Dana Pe'er

Dana Pe'er

Titles

Associate Professor, Departments of Biological Sciences and Computer Science

Affiliations

Department of Systems Biology
Center for Computational Biology and Bioinformatics
Center for Multiscale Analysis of Genomic and Cellular Networks (MAGNet)
Department of Biological Sciences
Department of Computer Science

Phone

(212) 854-4397

Dana Pe’er is an associate professor in the Departments of Biological Sciences and Computer Science. Her lab endeavors to understand the organization, function, and evolution of molecular networks, particularly how variation in DNA sequence alters regulatory networks and leads to the vivid phenotypic diversity of life. Her team develops computational methods that integrate diverse high-throughput data to provide a holistic, systems-level view of molecular networks. She is particularly interested in exploring how systems biology can be used to personalize care for people with cancer. By developing models that can predict how individual tumors will respond to certain drugs and drug combinations, her goal is to develop ways to determine the best drug regime for each patient. Her interest is not only in understanding which molecular components go wrong in cancer cells, but also in using this information to improve cancer therapeutics.

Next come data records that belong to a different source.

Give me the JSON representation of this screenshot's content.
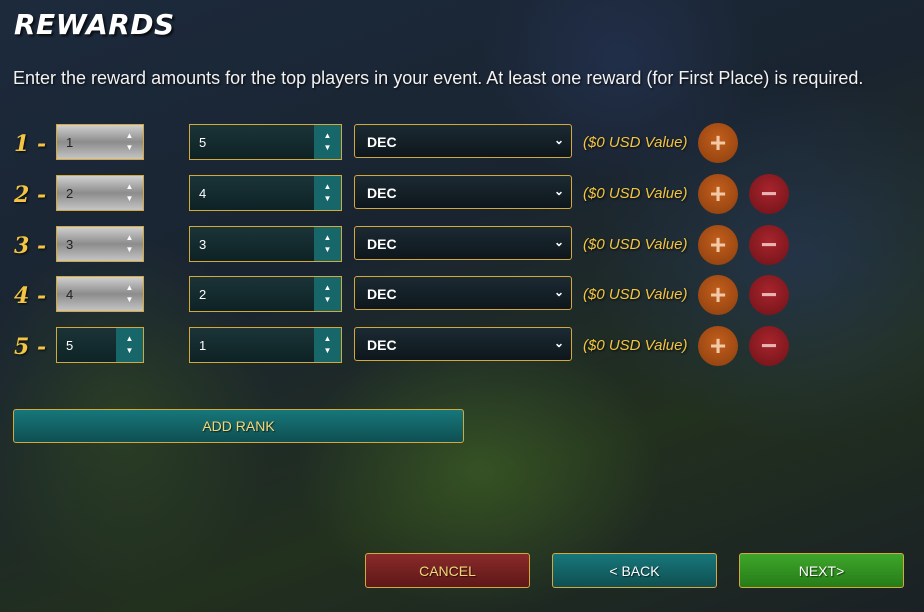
{
  "page": {
    "title": "REWARDS",
    "description": "Enter the reward amounts for the top players in your event. At least one reward (for First Place) is required."
  },
  "rows": [
    {
      "rank_label": "1 -",
      "rank_value": "1",
      "amount": "5",
      "token": "DEC",
      "usd_value": "($0 USD Value)",
      "can_remove": false
    },
    {
      "rank_label": "2 -",
      "rank_value": "2",
      "amount": "4",
      "token": "DEC",
      "usd_value": "($0 USD Value)",
      "can_remove": true
    },
    {
      "rank_label": "3 -",
      "rank_value": "3",
      "amount": "3",
      "token": "DEC",
      "usd_value": "($0 USD Value)",
      "can_remove": true
    },
    {
      "rank_label": "4 -",
      "rank_value": "4",
      "amount": "2",
      "token": "DEC",
      "usd_value": "($0 USD Value)",
      "can_remove": true
    },
    {
      "rank_label": "5 -",
      "rank_value": "5",
      "amount": "1",
      "token": "DEC",
      "usd_value": "($0 USD Value)",
      "can_remove": true
    }
  ],
  "icons": {
    "add": "plus-icon",
    "remove": "minus-icon",
    "spinner_up": "chevron-up-icon",
    "spinner_down": "chevron-down-icon",
    "select": "chevron-down-icon"
  },
  "buttons": {
    "add_rank": "ADD RANK",
    "cancel": "CANCEL",
    "back": "< BACK",
    "next": "NEXT>"
  },
  "colors": {
    "accent_gold": "#f4c542",
    "border_gold": "#d4a93c",
    "teal": "#17666a",
    "plus_orange": "#b3561a",
    "minus_red": "#9a1f27",
    "next_green": "#34961f",
    "cancel_red": "#7a2424"
  }
}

Dr. Pe’er is the recipient of the 2014 Overton Prize, and has been recognized with the Burroughs Wellcome Fund Career Award, an NIH Directors New Innovator Award, an NSF CAREER Award, and a Stand Up To Cancer Innovative Research Grant. She was also named a Packard Fellow in Science and Engineering.

More News

News

Novel Machine Learning Method Expands the Landscape of Breast Cancer Driver Genes
An algorithm by recent PhD graduate Felix Sanchez-Garcia identifies cancer causing genes within somatic copy number alterations, doubling the number of known breast cancer drivers.
Prestigious NIH Director's Awards Go to Two Department of Systems Biology Researchers
Associate Professor Dana Pe’er has received the Pioneer Award for high risk, high reward research, while postdoctoral scientist Kyle Allison has won an Early Independence Award.
Researchers Create Comprehensive Map of Human B Cell Development
A method that uses new single-cell technologies will improve researchers’ ability to investigate development in cells of all types and to identify rare aberrations in development that lead to disease.
Dana Pe’er Wins 2014 Overton Prize
The award from the International Society for Computational Biology recognizes one outstanding early- to mid-career scientist each year who has already made a significant contribution to the field.
New Tool for Visualizing High-Dimensional Single-Cell Data
A new software tool called viSNE can reveal closely related groups of cells within heterogeneous cell populations. It could potentially help identify drug-resistant cancer cells and detect minute quantities of cells that increase risk of relapse.
Computational and Functional Dissection of Drug Targets in Melanoma
CONEXIC, a novel Bayesian probabilistic algorithm developed in the lab of Dana Pe'er, integrates copy number and gene expression data in order to identify tumor-specific “driver” aberrations, as well as the cellular processes they affect.
Dana Pe'er Receives 2007 NIH Director's New Innovator Award
Part of an NIH Roadmap for Medical Research initiative, this award recognizes outstanding scientists who are "well-positioned to make significant — and potentially transformative — discoveries in a variety of areas.”